Taranaki is known throughout the world for the almost perfectly conical mountain which rises up through what are otherwise the flattest of plains. This mountain and the region was made famous by its being used as the backdrop for the film, “The Last Samurai”. Indeed, New Zealand was chosen to shoot the movie due to the mountain’s remarkable resemblance to Japan’s Mount Fuji – also a perfectly conical mountain that stands alone on the plains of central Japan. Continue reading
Two environmental histories converge in one landscape. In the foreground is the stunningly beautiful Lake Rotoroa, one of the two lakes in Nelson Lakes National Park, surrounded by wetland vegetation, transitioning into beech forest. In the background is a commercial pine plantation, with one slope scarred by clear-cutting. Nelson Lakes National Park, established in 1956, encompasses 102,000 hectares of the northern most Southern Alps. The lakes were formed by massive glaciers gouging out troughs in the mountainous headwaters of the Buller River during the last Ice Age. The vegetation is predominantly beech, with the red and silver species growing in lower, warmer sites and mountain beech at higher altitudes. The forests are habitat to South Island kaka (a large parrot), tomtits, robins and the tiny rifleman, New Zealand’s smallest bird.

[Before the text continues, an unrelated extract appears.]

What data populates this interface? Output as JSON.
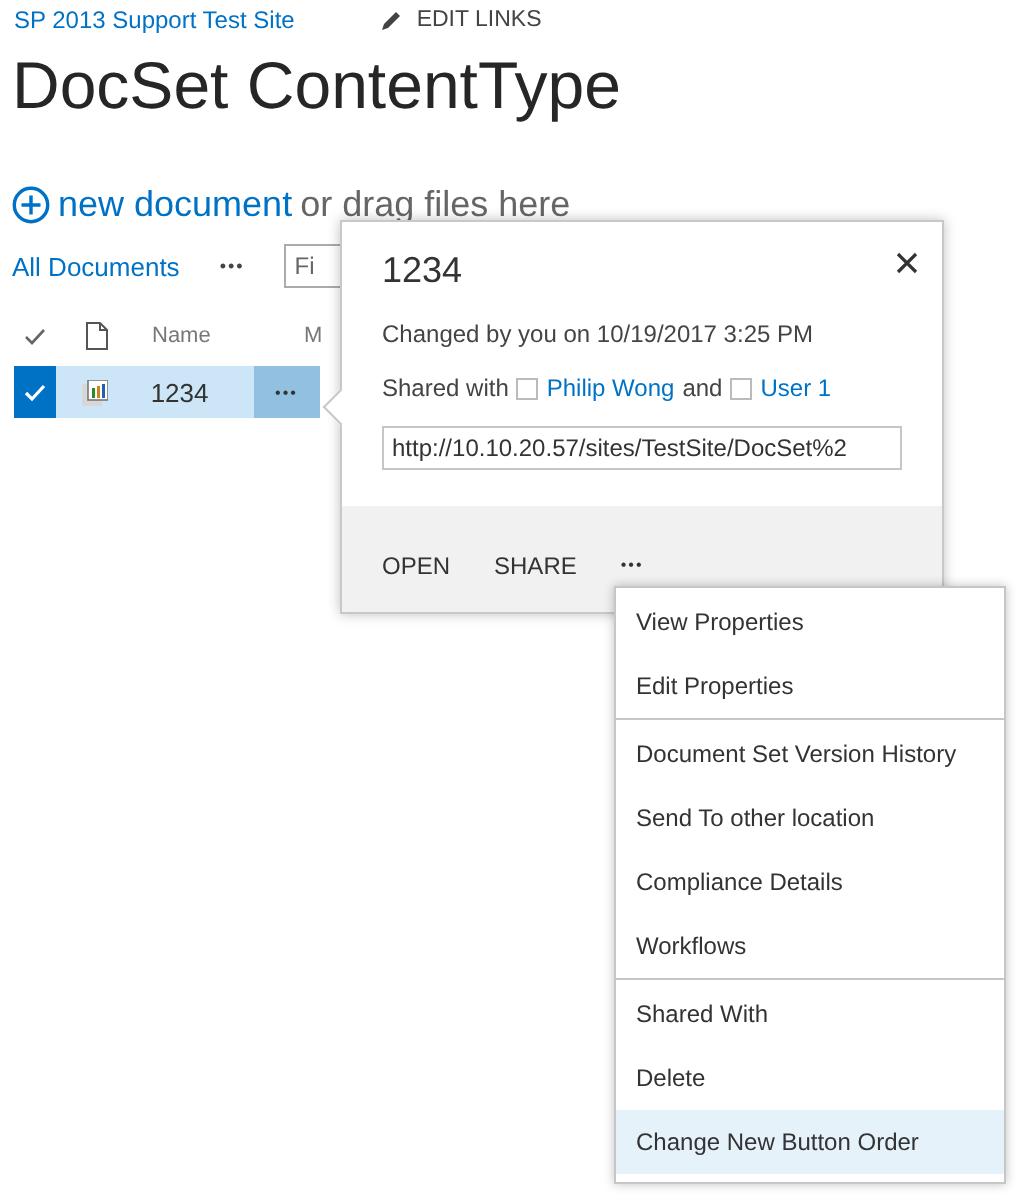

[Photo: Lake Rotoroa, Nelson Lakes National Park, by Rainer Kant]
[Source: Department of Conservation]